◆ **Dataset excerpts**
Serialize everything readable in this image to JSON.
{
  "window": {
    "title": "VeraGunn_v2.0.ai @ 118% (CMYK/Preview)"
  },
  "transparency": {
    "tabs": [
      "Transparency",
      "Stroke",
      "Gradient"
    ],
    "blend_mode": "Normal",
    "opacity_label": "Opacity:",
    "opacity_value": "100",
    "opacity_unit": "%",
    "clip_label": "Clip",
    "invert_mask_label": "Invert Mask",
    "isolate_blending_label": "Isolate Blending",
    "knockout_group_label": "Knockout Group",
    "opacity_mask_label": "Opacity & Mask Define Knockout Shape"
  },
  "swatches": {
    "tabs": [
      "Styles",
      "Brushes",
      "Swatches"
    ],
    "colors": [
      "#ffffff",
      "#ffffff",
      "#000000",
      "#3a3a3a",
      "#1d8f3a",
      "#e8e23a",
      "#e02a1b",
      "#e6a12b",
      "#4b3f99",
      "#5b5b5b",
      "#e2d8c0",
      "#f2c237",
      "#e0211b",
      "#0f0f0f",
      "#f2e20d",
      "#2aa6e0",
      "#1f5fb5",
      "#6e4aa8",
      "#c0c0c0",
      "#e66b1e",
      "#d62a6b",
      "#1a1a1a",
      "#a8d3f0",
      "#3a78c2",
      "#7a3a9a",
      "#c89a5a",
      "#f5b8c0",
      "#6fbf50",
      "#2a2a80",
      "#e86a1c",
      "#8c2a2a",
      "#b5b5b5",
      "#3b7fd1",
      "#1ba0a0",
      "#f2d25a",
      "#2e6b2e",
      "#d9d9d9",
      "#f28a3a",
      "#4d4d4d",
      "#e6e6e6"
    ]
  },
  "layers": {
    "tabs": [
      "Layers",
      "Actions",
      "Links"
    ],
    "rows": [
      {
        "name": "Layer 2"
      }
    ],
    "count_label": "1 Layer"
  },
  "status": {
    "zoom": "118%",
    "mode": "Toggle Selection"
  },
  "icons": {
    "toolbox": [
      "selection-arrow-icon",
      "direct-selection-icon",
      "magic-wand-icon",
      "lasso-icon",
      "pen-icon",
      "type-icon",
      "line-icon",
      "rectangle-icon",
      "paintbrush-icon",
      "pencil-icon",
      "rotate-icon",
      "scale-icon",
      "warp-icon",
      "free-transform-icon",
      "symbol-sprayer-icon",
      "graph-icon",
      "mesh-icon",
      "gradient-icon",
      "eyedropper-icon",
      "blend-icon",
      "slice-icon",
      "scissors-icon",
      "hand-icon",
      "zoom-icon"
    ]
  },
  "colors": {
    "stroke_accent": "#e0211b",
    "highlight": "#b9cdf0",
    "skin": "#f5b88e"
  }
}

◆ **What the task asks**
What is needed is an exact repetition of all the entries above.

◆ **Response box**
Serialize everything readable in this image to JSON.
{
  "window": {
    "title": "VeraGunn_v2.0.ai @ 118% (CMYK/Preview)"
  },
  "transparency": {
    "tabs": [
      "Transparency",
      "Stroke",
      "Gradient"
    ],
    "blend_mode": "Normal",
    "opacity_label": "Opacity:",
    "opacity_value": "100",
    "opacity_unit": "%",
    "clip_label": "Clip",
    "invert_mask_label": "Invert Mask",
    "isolate_blending_label": "Isolate Blending",
    "knockout_group_label": "Knockout Group",
    "opacity_mask_label": "Opacity & Mask Define Knockout Shape"
  },
  "swatches": {
    "tabs": [
      "Styles",
      "Brushes",
      "Swatches"
    ],
    "colors": [
      "#ffffff",
      "#ffffff",
      "#000000",
      "#3a3a3a",
      "#1d8f3a",
      "#e8e23a",
      "#e02a1b",
      "#e6a12b",
      "#4b3f99",
      "#5b5b5b",
      "#e2d8c0",
      "#f2c237",
      "#e0211b",
      "#0f0f0f",
      "#f2e20d",
      "#2aa6e0",
      "#1f5fb5",
      "#6e4aa8",
      "#c0c0c0",
      "#e66b1e",
      "#d62a6b",
      "#1a1a1a",
      "#a8d3f0",
      "#3a78c2",
      "#7a3a9a",
      "#c89a5a",
      "#f5b8c0",
      "#6fbf50",
      "#2a2a80",
      "#e86a1c",
      "#8c2a2a",
      "#b5b5b5",
      "#3b7fd1",
      "#1ba0a0",
      "#f2d25a",
      "#2e6b2e",
      "#d9d9d9",
      "#f28a3a",
      "#4d4d4d",
      "#e6e6e6"
    ]
  },
  "layers": {
    "tabs": [
      "Layers",
      "Actions",
      "Links"
    ],
    "rows": [
      {
        "name": "Layer 2"
      }
    ],
    "count_label": "1 Layer"
  },
  "status": {
    "zoom": "118%",
    "mode": "Toggle Selection"
  },
  "icons": {
    "toolbox": [
      "selection-arrow-icon",
      "direct-selection-icon",
      "magic-wand-icon",
      "lasso-icon",
      "pen-icon",
      "type-icon",
      "line-icon",
      "rectangle-icon",
      "paintbrush-icon",
      "pencil-icon",
      "rotate-icon",
      "scale-icon",
      "warp-icon",
      "free-transform-icon",
      "symbol-sprayer-icon",
      "graph-icon",
      "mesh-icon",
      "gradient-icon",
      "eyedropper-icon",
      "blend-icon",
      "slice-icon",
      "scissors-icon",
      "hand-icon",
      "zoom-icon"
    ]
  },
  "colors": {
    "stroke_accent": "#e0211b",
    "highlight": "#b9cdf0",
    "skin": "#f5b88e"
  }
}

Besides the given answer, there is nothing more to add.